The University of Vermont Health Network - Champlain Valley Physicians Hospital (CVPH) is a private, not-for profit hospital in Plattsburgh, NY.  Established in 1967 with the merger of Champlain Valley and Physicians Hospitals, CVPH joined Fletcher Allen Partners in 2012, which in 2014 became The University of Vermont Health Network.  Together with its partner hospitals, the UVM Medical Group and a home health agency, CVPH provides high quality, cost effective care, close to home. Services include an award winning cardiac services program, accredited cancer center, freestanding ambulatory surgery center, comprehensive rehabilitation services and a 24 hour physician-staffed Emergency Department.  Governed by a 15-member Board of Directors, CVPH is accredited by the Joint Commission and licensed by New York State and Medicare/Medicaid Approved.  Learn more at UVMHealth.org/CVPH or follow us on Facebook, Twitter, LinkedIn and YouTube.

        

About The University of Vermont Health Network
The University of Vermont Health Network is an integrated system serving the residents of Vermont and northern New York with a shared mission: working together, we improve people’s lives.  The partners are:

 

Our 4,000 health care professionals are driven to provide high-quality, cost-efficient care as close to home as possible. Strengthened by our academic connection to the University of Vermont, each of our affiliates remains committed to its local community by providing compassionate, personal care shaped by the latest medical advances and delivered by highly skilled experts.

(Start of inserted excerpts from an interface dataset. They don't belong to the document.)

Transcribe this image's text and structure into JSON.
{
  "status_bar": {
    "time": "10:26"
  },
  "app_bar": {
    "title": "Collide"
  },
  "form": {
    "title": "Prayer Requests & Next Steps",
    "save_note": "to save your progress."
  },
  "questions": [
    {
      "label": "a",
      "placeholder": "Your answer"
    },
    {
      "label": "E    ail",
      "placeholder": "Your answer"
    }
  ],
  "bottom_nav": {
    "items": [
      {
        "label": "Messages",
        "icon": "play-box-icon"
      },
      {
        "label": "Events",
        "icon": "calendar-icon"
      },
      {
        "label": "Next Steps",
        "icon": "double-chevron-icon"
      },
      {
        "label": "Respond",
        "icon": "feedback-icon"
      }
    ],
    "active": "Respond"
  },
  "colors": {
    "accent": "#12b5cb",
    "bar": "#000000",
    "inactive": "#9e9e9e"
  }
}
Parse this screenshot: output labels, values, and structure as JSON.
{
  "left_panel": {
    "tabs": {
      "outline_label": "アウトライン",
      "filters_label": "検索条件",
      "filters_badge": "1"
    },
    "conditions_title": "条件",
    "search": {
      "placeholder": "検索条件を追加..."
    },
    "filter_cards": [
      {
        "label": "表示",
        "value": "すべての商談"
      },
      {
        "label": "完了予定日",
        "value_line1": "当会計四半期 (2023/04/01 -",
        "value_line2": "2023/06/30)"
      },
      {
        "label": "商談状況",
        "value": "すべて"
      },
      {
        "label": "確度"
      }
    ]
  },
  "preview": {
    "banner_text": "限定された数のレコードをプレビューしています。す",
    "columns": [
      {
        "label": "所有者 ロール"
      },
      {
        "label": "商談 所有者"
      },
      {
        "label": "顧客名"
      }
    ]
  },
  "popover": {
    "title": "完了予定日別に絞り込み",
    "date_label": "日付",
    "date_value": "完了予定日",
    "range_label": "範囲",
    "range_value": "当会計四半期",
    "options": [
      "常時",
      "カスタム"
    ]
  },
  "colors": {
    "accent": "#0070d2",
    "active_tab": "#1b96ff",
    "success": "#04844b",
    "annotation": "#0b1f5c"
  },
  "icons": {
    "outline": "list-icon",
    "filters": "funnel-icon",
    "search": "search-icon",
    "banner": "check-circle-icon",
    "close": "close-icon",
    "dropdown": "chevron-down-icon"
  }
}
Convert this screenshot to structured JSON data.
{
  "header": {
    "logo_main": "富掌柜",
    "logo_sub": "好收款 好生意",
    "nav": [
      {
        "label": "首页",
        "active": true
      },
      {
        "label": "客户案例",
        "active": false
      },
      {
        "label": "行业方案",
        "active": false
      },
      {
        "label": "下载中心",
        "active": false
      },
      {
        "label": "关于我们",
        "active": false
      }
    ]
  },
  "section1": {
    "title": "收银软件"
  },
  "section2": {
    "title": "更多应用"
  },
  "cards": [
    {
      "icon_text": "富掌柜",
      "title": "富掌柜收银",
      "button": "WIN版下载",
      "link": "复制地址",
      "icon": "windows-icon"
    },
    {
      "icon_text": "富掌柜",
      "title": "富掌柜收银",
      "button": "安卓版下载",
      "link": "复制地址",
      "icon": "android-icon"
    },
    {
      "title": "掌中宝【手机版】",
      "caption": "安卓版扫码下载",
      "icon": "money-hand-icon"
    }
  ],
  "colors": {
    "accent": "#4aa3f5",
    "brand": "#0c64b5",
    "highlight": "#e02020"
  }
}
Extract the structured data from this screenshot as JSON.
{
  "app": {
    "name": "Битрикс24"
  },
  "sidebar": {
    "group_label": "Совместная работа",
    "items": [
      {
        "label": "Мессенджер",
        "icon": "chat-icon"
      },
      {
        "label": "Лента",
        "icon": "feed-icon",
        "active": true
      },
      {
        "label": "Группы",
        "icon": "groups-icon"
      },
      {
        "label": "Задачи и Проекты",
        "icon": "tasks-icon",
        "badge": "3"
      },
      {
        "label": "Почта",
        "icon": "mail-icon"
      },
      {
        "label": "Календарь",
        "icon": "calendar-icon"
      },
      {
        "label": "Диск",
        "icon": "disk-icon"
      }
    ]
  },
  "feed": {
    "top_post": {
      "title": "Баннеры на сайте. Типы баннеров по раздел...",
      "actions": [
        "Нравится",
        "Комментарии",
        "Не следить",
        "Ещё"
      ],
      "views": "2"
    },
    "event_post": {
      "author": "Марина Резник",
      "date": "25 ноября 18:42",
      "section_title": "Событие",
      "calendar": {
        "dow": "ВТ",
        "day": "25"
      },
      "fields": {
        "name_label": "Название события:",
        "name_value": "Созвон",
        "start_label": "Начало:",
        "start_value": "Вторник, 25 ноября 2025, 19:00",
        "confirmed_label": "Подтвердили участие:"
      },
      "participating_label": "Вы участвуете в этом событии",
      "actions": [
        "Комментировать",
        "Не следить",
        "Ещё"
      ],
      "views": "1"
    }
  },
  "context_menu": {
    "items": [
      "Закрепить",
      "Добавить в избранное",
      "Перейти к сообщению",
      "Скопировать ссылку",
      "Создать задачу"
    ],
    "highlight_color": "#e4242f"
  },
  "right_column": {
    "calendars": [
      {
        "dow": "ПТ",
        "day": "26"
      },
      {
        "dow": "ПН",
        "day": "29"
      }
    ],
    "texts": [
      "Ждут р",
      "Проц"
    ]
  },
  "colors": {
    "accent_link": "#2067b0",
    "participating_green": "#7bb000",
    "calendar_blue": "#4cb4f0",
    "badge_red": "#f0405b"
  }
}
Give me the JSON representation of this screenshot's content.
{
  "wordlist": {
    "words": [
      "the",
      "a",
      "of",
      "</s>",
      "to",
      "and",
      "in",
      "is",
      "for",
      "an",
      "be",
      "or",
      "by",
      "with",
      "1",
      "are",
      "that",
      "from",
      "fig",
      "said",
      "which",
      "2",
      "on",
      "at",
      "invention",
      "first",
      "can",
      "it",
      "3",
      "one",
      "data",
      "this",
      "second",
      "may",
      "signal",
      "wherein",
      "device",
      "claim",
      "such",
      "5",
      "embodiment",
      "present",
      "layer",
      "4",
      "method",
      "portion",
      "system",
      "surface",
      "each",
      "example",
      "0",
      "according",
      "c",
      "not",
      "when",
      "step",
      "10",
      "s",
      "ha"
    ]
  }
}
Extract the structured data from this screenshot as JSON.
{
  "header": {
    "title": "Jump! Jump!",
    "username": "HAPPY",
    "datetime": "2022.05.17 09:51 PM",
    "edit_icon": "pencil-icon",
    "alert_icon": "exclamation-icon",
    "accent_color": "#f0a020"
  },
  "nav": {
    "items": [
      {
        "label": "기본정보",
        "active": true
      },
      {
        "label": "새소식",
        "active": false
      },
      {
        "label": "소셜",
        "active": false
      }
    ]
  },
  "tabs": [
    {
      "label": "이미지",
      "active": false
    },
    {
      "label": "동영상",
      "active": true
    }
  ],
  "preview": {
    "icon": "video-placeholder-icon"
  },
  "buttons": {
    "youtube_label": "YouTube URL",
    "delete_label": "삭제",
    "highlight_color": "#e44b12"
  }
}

Caption: There are 8 certified Sexual Assault Nurse Examiners (SANE) nurses at the University of Vermont Health Network – Champlain Valley Physicians Hospital (CVPH) who offer specialized medical care and emotional support to victims of sexual violence as well assist in the collection of information and evidence from the crime. One of the first SANE programs in New York State, the CVPH team is marking 22 years of providing comprehensive care to victims of sexual assault.  Pictured from left are CVPH SANE Nurses Elizabeth Craigmyle, RN,  Corrine Kerley, RN, Gail Bjelko, RN, Samatha McCandless, RN, Jiselle Annette, RN,  Gina Carbino, RN and Gayle Simmons-Byer, RN.  Not pictured is Kelly McDonough, RN, one of the first CVPH nurses to become certified.